> **Records for the task**
[Start of section]

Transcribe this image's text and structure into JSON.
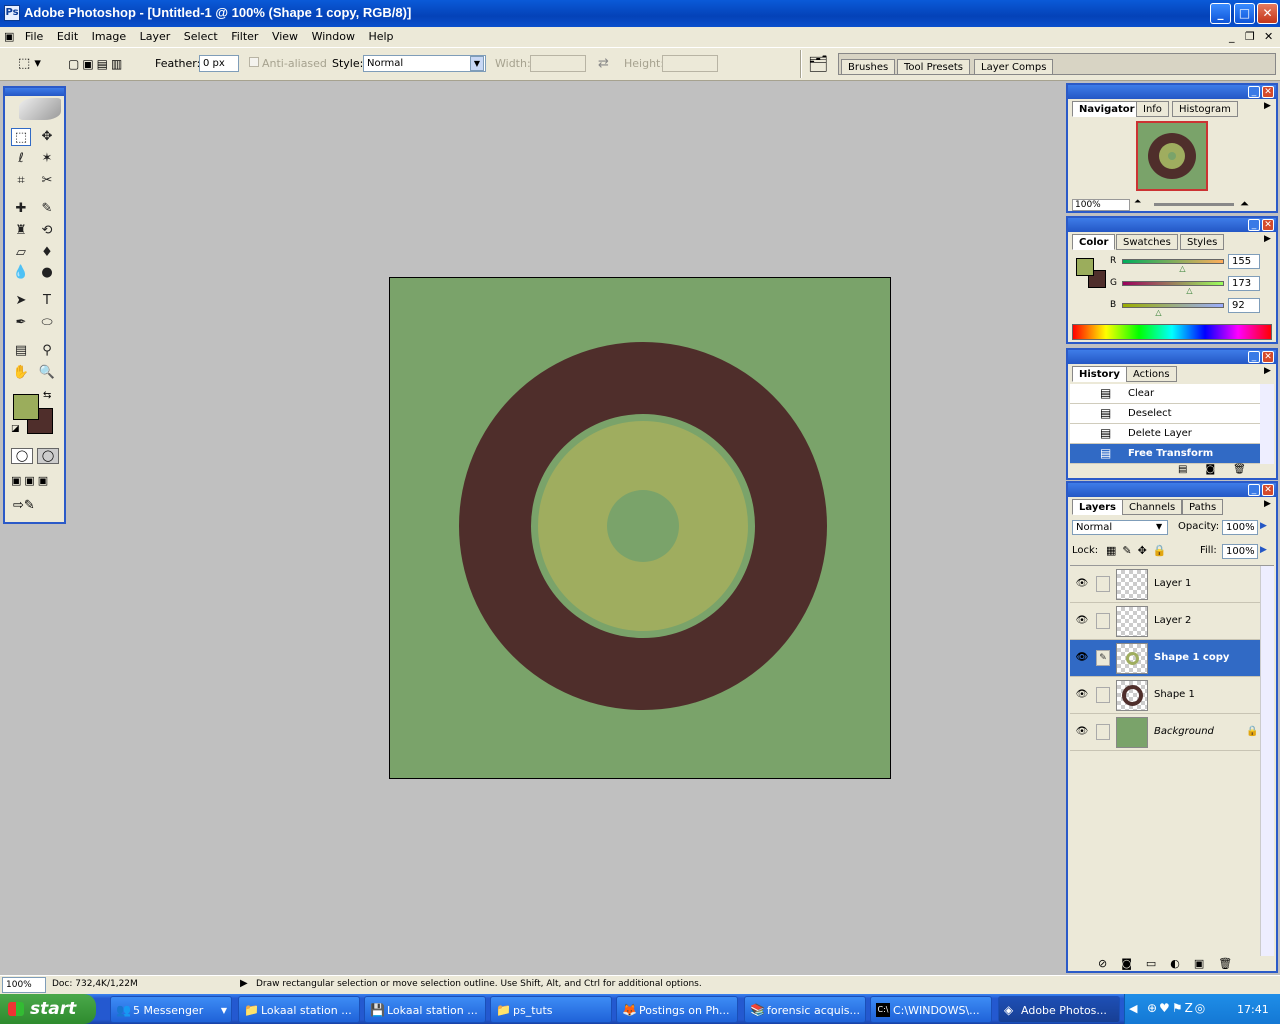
{
  "titlebar": {
    "title": "Adobe Photoshop - [Untitled-1 @ 100% (Shape 1 copy, RGB/8)]",
    "min": "_",
    "max": "□",
    "close": "✕"
  },
  "menu": [
    "File",
    "Edit",
    "Image",
    "Layer",
    "Select",
    "Filter",
    "View",
    "Window",
    "Help"
  ],
  "doc_controls": {
    "min": "_",
    "restore": "❐",
    "close": "✕"
  },
  "options": {
    "feather_label": "Feather:",
    "feather_value": "0 px",
    "antialias_label": "Anti-aliased",
    "style_label": "Style:",
    "style_value": "Normal",
    "width_label": "Width:",
    "height_label": "Height:"
  },
  "palette_well": {
    "tabs": [
      "Brushes",
      "Tool Presets",
      "Layer Comps"
    ]
  },
  "toolbox": {
    "tools": [
      "rect-marquee",
      "move",
      "lasso",
      "magic-wand",
      "crop",
      "slice",
      "healing-brush",
      "brush",
      "clone-stamp",
      "history-brush",
      "eraser",
      "paint-bucket",
      "blur",
      "dodge",
      "path-select",
      "type",
      "pen",
      "ellipse-shape",
      "notes",
      "eyedropper",
      "hand",
      "zoom"
    ],
    "foreground": "#9bad5c",
    "background": "#4f2e2b"
  },
  "canvas": {
    "bg": "#7aa36a",
    "ring_outer": "#4f2e2b",
    "ring_inner": "#9fad5f",
    "center": "#7aa36a"
  },
  "navigator": {
    "tabs": [
      "Navigator",
      "Info",
      "Histogram"
    ],
    "zoom": "100%"
  },
  "color": {
    "tabs": [
      "Color",
      "Swatches",
      "Styles"
    ],
    "r_label": "R",
    "r": "155",
    "g_label": "G",
    "g": "173",
    "b_label": "B",
    "b": "92",
    "fg": "#9bad5c",
    "bg": "#4f2e2b"
  },
  "history": {
    "tabs": [
      "History",
      "Actions"
    ],
    "items": [
      "Clear",
      "Deselect",
      "Delete Layer",
      "Free Transform"
    ]
  },
  "layers": {
    "tabs": [
      "Layers",
      "Channels",
      "Paths"
    ],
    "mode": "Normal",
    "opacity_label": "Opacity:",
    "opacity": "100%",
    "lock_label": "Lock:",
    "fill_label": "Fill:",
    "fill": "100%",
    "items": [
      {
        "name": "Layer 1"
      },
      {
        "name": "Layer 2"
      },
      {
        "name": "Shape 1 copy"
      },
      {
        "name": "Shape 1"
      },
      {
        "name": "Background"
      }
    ]
  },
  "status": {
    "zoom": "100%",
    "doc": "Doc: 732,4K/1,22M",
    "hint": "Draw rectangular selection or move selection outline.  Use Shift, Alt, and Ctrl for additional options."
  },
  "taskbar": {
    "start": "start",
    "tasks": [
      "5 Messenger",
      "Lokaal station ...",
      "Lokaal station ...",
      "ps_tuts",
      "Postings on Ph...",
      "forensic acquis...",
      "C:\\WINDOWS\\...",
      "Adobe Photos..."
    ],
    "clock": "17:41"
  }
}
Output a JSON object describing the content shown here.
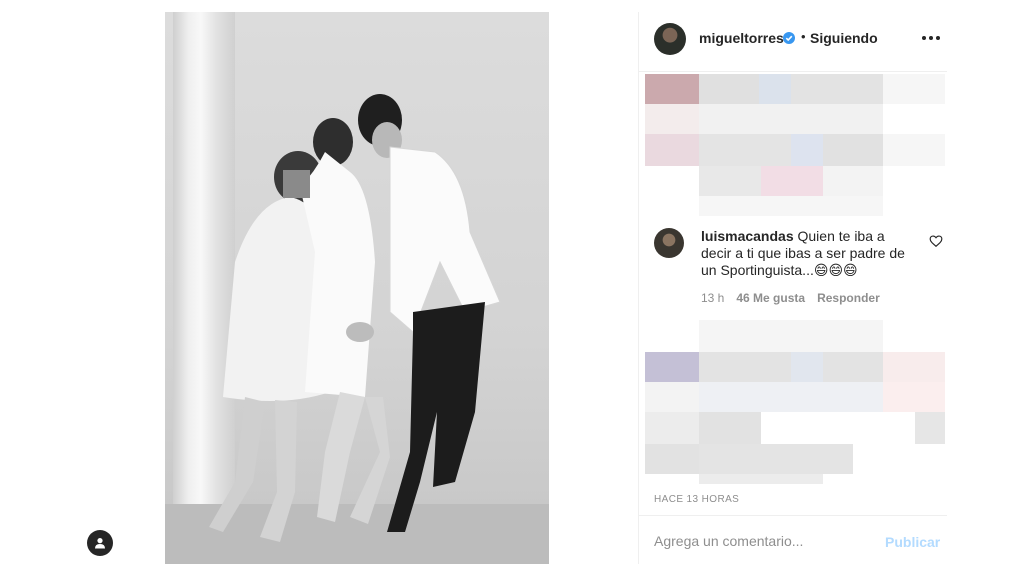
{
  "post": {
    "username": "migueltorres",
    "verified": true,
    "separator": "•",
    "follow_status": "Siguiendo"
  },
  "comment": {
    "username": "luismacandas",
    "text": "Quien te iba a decir a ti que ibas a ser padre de un Sportinguista...😄😄😄",
    "time": "13 h",
    "likes": "46 Me gusta",
    "reply": "Responder"
  },
  "timestamp": "HACE 13 HORAS",
  "comment_box": {
    "placeholder": "Agrega un comentario...",
    "publish_label": "Publicar"
  },
  "colors": {
    "accent": "#3897f0",
    "publish_disabled": "#b3dbff",
    "muted_text": "#8e8e8e"
  }
}
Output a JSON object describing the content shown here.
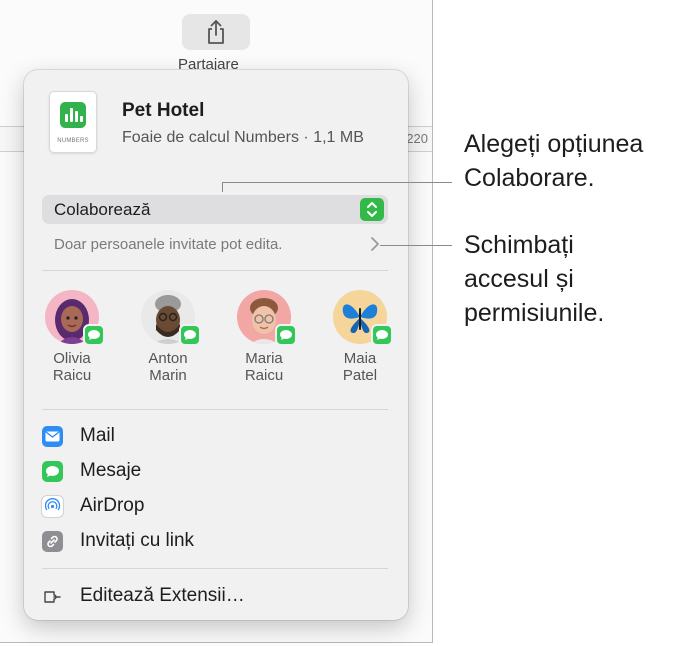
{
  "toolbar": {
    "share_label": "Partajare"
  },
  "ruler": {
    "mark": "220"
  },
  "file": {
    "title": "Pet Hotel",
    "subtitle": "Foaie de calcul Numbers · 1,1 MB",
    "icon_caption": "NUMBERS",
    "icon": "numbers-chart-icon"
  },
  "collaboration": {
    "selected": "Colaborează",
    "access_text": "Doar persoanele invitate pot edita."
  },
  "people": [
    {
      "first": "Olivia",
      "last": "Raicu"
    },
    {
      "first": "Anton",
      "last": "Marin"
    },
    {
      "first": "Maria",
      "last": "Raicu"
    },
    {
      "first": "Maia",
      "last": "Patel"
    }
  ],
  "share_options": [
    {
      "label": "Mail",
      "icon": "mail-icon"
    },
    {
      "label": "Mesaje",
      "icon": "messages-icon"
    },
    {
      "label": "AirDrop",
      "icon": "airdrop-icon"
    },
    {
      "label": "Invitați cu link",
      "icon": "link-icon"
    }
  ],
  "extensions": {
    "label": "Editează Extensii…",
    "icon": "extensions-icon"
  },
  "callouts": {
    "first": [
      "Alegeți opțiunea",
      "Colaborare."
    ],
    "second": [
      "Schimbați",
      "accesul și",
      "permisiunile."
    ]
  },
  "colors": {
    "accent_green": "#32b94a",
    "mail_blue": "#2f8cf5",
    "popover_bg": "#f1f1f2"
  }
}
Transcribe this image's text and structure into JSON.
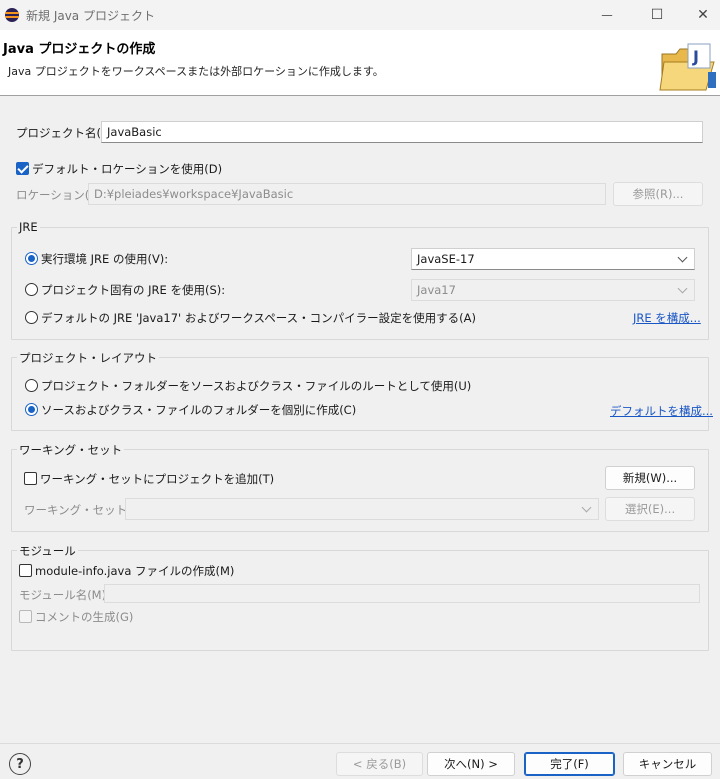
{
  "window": {
    "title": "新規 Java プロジェクト",
    "minimize_glyph": "—",
    "maximize_glyph": "☐",
    "close_glyph": "✕"
  },
  "header": {
    "title": "Java プロジェクトの作成",
    "description": "Java プロジェクトをワークスペースまたは外部ロケーションに作成します。",
    "icon": "folder-icon"
  },
  "project": {
    "name_label": "プロジェクト名(P):",
    "name_value": "JavaBasic",
    "default_location_label": "デフォルト・ロケーションを使用(D)",
    "default_location_checked": true,
    "location_label": "ロケーション(L):",
    "location_value": "D:¥pleiades¥workspace¥JavaBasic",
    "browse_label": "参照(R)..."
  },
  "jre": {
    "group_title": "JRE",
    "option_env_label": "実行環境 JRE の使用(V):",
    "option_env_value": "JavaSE-17",
    "option_project_label": "プロジェクト固有の JRE を使用(S):",
    "option_project_value": "Java17",
    "option_default_label": "デフォルトの JRE 'Java17' およびワークスペース・コンパイラー設定を使用する(A)",
    "configure_link": "JRE を構成...",
    "selected": "env"
  },
  "layout": {
    "group_title": "プロジェクト・レイアウト",
    "option_root_label": "プロジェクト・フォルダーをソースおよびクラス・ファイルのルートとして使用(U)",
    "option_separate_label": "ソースおよびクラス・ファイルのフォルダーを個別に作成(C)",
    "configure_link": "デフォルトを構成...",
    "selected": "separate"
  },
  "working_set": {
    "group_title": "ワーキング・セット",
    "add_label": "ワーキング・セットにプロジェクトを追加(T)",
    "add_checked": false,
    "new_button": "新規(W)...",
    "sets_label": "ワーキング・セット(O):",
    "sets_value": "",
    "select_button": "選択(E)..."
  },
  "module": {
    "group_title": "モジュール",
    "create_label": "module-info.java ファイルの作成(M)",
    "create_checked": false,
    "name_label": "モジュール名(M):",
    "name_value": "",
    "comments_label": "コメントの生成(G)"
  },
  "footer": {
    "help_glyph": "?",
    "back_button": "< 戻る(B)",
    "next_button": "次へ(N) >",
    "finish_button": "完了(F)",
    "cancel_button": "キャンセル"
  }
}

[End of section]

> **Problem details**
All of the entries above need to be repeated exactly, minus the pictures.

> **Exercise result**
Transcribe this image's text and structure into JSON.
{
  "titlebar": {
    "title": "Adobe Photoshop - [Untitled-1 @ 100% (Shape 1 copy, RGB/8)]",
    "min": "_",
    "max": "□",
    "close": "✕"
  },
  "menu": [
    "File",
    "Edit",
    "Image",
    "Layer",
    "Select",
    "Filter",
    "View",
    "Window",
    "Help"
  ],
  "doc_controls": {
    "min": "_",
    "restore": "❐",
    "close": "✕"
  },
  "options": {
    "feather_label": "Feather:",
    "feather_value": "0 px",
    "antialias_label": "Anti-aliased",
    "style_label": "Style:",
    "style_value": "Normal",
    "width_label": "Width:",
    "height_label": "Height:"
  },
  "palette_well": {
    "tabs": [
      "Brushes",
      "Tool Presets",
      "Layer Comps"
    ]
  },
  "toolbox": {
    "tools": [
      "rect-marquee",
      "move",
      "lasso",
      "magic-wand",
      "crop",
      "slice",
      "healing-brush",
      "brush",
      "clone-stamp",
      "history-brush",
      "eraser",
      "paint-bucket",
      "blur",
      "dodge",
      "path-select",
      "type",
      "pen",
      "ellipse-shape",
      "notes",
      "eyedropper",
      "hand",
      "zoom"
    ],
    "foreground": "#9bad5c",
    "background": "#4f2e2b"
  },
  "canvas": {
    "bg": "#7aa36a",
    "ring_outer": "#4f2e2b",
    "ring_inner": "#9fad5f",
    "center": "#7aa36a"
  },
  "navigator": {
    "tabs": [
      "Navigator",
      "Info",
      "Histogram"
    ],
    "zoom": "100%"
  },
  "color": {
    "tabs": [
      "Color",
      "Swatches",
      "Styles"
    ],
    "r_label": "R",
    "r": "155",
    "g_label": "G",
    "g": "173",
    "b_label": "B",
    "b": "92",
    "fg": "#9bad5c",
    "bg": "#4f2e2b"
  },
  "history": {
    "tabs": [
      "History",
      "Actions"
    ],
    "items": [
      "Clear",
      "Deselect",
      "Delete Layer",
      "Free Transform"
    ]
  },
  "layers": {
    "tabs": [
      "Layers",
      "Channels",
      "Paths"
    ],
    "mode": "Normal",
    "opacity_label": "Opacity:",
    "opacity": "100%",
    "lock_label": "Lock:",
    "fill_label": "Fill:",
    "fill": "100%",
    "items": [
      {
        "name": "Layer 1"
      },
      {
        "name": "Layer 2"
      },
      {
        "name": "Shape 1 copy"
      },
      {
        "name": "Shape 1"
      },
      {
        "name": "Background"
      }
    ]
  },
  "status": {
    "zoom": "100%",
    "doc": "Doc: 732,4K/1,22M",
    "hint": "Draw rectangular selection or move selection outline.  Use Shift, Alt, and Ctrl for additional options."
  },
  "taskbar": {
    "start": "start",
    "tasks": [
      "5 Messenger",
      "Lokaal station ...",
      "Lokaal station ...",
      "ps_tuts",
      "Postings on Ph...",
      "forensic acquis...",
      "C:\\WINDOWS\\...",
      "Adobe Photos..."
    ],
    "clock": "17:41"
  }
}
Output a JSON object describing the content shown here.
{
  "post": {
    "username": "migueltorres",
    "verified": true,
    "separator": "•",
    "follow_status": "Siguiendo"
  },
  "comment": {
    "username": "luismacandas",
    "text": "Quien te iba a decir a ti que ibas a ser padre de un Sportinguista...😄😄😄",
    "time": "13 h",
    "likes": "46 Me gusta",
    "reply": "Responder"
  },
  "timestamp": "HACE 13 HORAS",
  "comment_box": {
    "placeholder": "Agrega un comentario...",
    "publish_label": "Publicar"
  },
  "colors": {
    "accent": "#3897f0",
    "publish_disabled": "#b3dbff",
    "muted_text": "#8e8e8e"
  }
}
Output a JSON object describing the content shown here.
{
  "toolbar": {
    "share_label": "Partajare"
  },
  "ruler": {
    "mark": "220"
  },
  "file": {
    "title": "Pet Hotel",
    "subtitle": "Foaie de calcul Numbers · 1,1 MB",
    "icon_caption": "NUMBERS",
    "icon": "numbers-chart-icon"
  },
  "collaboration": {
    "selected": "Colaborează",
    "access_text": "Doar persoanele invitate pot edita."
  },
  "people": [
    {
      "first": "Olivia",
      "last": "Raicu"
    },
    {
      "first": "Anton",
      "last": "Marin"
    },
    {
      "first": "Maria",
      "last": "Raicu"
    },
    {
      "first": "Maia",
      "last": "Patel"
    }
  ],
  "share_options": [
    {
      "label": "Mail",
      "icon": "mail-icon"
    },
    {
      "label": "Mesaje",
      "icon": "messages-icon"
    },
    {
      "label": "AirDrop",
      "icon": "airdrop-icon"
    },
    {
      "label": "Invitați cu link",
      "icon": "link-icon"
    }
  ],
  "extensions": {
    "label": "Editează Extensii…",
    "icon": "extensions-icon"
  },
  "callouts": {
    "first": [
      "Alegeți opțiunea",
      "Colaborare."
    ],
    "second": [
      "Schimbați",
      "accesul și",
      "permisiunile."
    ]
  },
  "colors": {
    "accent_green": "#32b94a",
    "mail_blue": "#2f8cf5",
    "popover_bg": "#f1f1f2"
  }
}
Transcribe this image's text and structure into JSON.
{
  "window": {
    "title": "新規 Java プロジェクト",
    "minimize_glyph": "—",
    "maximize_glyph": "☐",
    "close_glyph": "✕"
  },
  "header": {
    "title": "Java プロジェクトの作成",
    "description": "Java プロジェクトをワークスペースまたは外部ロケーションに作成します。",
    "icon": "folder-icon"
  },
  "project": {
    "name_label": "プロジェクト名(P):",
    "name_value": "JavaBasic",
    "default_location_label": "デフォルト・ロケーションを使用(D)",
    "default_location_checked": true,
    "location_label": "ロケーション(L):",
    "location_value": "D:¥pleiades¥workspace¥JavaBasic",
    "browse_label": "参照(R)..."
  },
  "jre": {
    "group_title": "JRE",
    "option_env_label": "実行環境 JRE の使用(V):",
    "option_env_value": "JavaSE-17",
    "option_project_label": "プロジェクト固有の JRE を使用(S):",
    "option_project_value": "Java17",
    "option_default_label": "デフォルトの JRE 'Java17' およびワークスペース・コンパイラー設定を使用する(A)",
    "configure_link": "JRE を構成...",
    "selected": "env"
  },
  "layout": {
    "group_title": "プロジェクト・レイアウト",
    "option_root_label": "プロジェクト・フォルダーをソースおよびクラス・ファイルのルートとして使用(U)",
    "option_separate_label": "ソースおよびクラス・ファイルのフォルダーを個別に作成(C)",
    "configure_link": "デフォルトを構成...",
    "selected": "separate"
  },
  "working_set": {
    "group_title": "ワーキング・セット",
    "add_label": "ワーキング・セットにプロジェクトを追加(T)",
    "add_checked": false,
    "new_button": "新規(W)...",
    "sets_label": "ワーキング・セット(O):",
    "sets_value": "",
    "select_button": "選択(E)..."
  },
  "module": {
    "group_title": "モジュール",
    "create_label": "module-info.java ファイルの作成(M)",
    "create_checked": false,
    "name_label": "モジュール名(M):",
    "name_value": "",
    "comments_label": "コメントの生成(G)"
  },
  "footer": {
    "help_glyph": "?",
    "back_button": "< 戻る(B)",
    "next_button": "次へ(N) >",
    "finish_button": "完了(F)",
    "cancel_button": "キャンセル"
  }
}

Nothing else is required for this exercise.